• **TASK BRIEF**
From the listing that follows, extract every line and set it down unaltered.

----

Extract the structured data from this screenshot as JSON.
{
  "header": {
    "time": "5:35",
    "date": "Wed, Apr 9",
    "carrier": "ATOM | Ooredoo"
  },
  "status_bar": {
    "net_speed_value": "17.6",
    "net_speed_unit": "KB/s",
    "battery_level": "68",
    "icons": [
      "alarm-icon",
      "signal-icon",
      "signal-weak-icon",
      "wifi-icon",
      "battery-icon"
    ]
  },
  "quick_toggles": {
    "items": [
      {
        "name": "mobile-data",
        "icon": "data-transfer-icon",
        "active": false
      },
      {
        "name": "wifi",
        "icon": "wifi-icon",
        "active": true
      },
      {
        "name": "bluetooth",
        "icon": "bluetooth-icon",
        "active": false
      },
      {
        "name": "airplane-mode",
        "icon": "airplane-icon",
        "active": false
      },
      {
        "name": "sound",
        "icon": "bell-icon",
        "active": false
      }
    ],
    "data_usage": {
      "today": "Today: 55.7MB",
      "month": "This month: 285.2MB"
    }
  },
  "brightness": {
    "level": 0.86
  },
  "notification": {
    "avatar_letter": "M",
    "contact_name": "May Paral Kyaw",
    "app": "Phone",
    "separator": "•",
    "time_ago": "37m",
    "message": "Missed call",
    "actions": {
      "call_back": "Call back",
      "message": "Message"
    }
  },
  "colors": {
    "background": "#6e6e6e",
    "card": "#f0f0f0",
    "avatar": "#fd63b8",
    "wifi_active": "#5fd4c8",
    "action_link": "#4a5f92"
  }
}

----

• **SOLUTION TO THIS PROBLEM**
Extract the structured data from this screenshot as JSON.
{
  "header": {
    "time": "5:35",
    "date": "Wed, Apr 9",
    "carrier": "ATOM | Ooredoo"
  },
  "status_bar": {
    "net_speed_value": "17.6",
    "net_speed_unit": "KB/s",
    "battery_level": "68",
    "icons": [
      "alarm-icon",
      "signal-icon",
      "signal-weak-icon",
      "wifi-icon",
      "battery-icon"
    ]
  },
  "quick_toggles": {
    "items": [
      {
        "name": "mobile-data",
        "icon": "data-transfer-icon",
        "active": false
      },
      {
        "name": "wifi",
        "icon": "wifi-icon",
        "active": true
      },
      {
        "name": "bluetooth",
        "icon": "bluetooth-icon",
        "active": false
      },
      {
        "name": "airplane-mode",
        "icon": "airplane-icon",
        "active": false
      },
      {
        "name": "sound",
        "icon": "bell-icon",
        "active": false
      }
    ],
    "data_usage": {
      "today": "Today: 55.7MB",
      "month": "This month: 285.2MB"
    }
  },
  "brightness": {
    "level": 0.86
  },
  "notification": {
    "avatar_letter": "M",
    "contact_name": "May Paral Kyaw",
    "app": "Phone",
    "separator": "•",
    "time_ago": "37m",
    "message": "Missed call",
    "actions": {
      "call_back": "Call back",
      "message": "Message"
    }
  },
  "colors": {
    "background": "#6e6e6e",
    "card": "#f0f0f0",
    "avatar": "#fd63b8",
    "wifi_active": "#5fd4c8",
    "action_link": "#4a5f92"
  }
}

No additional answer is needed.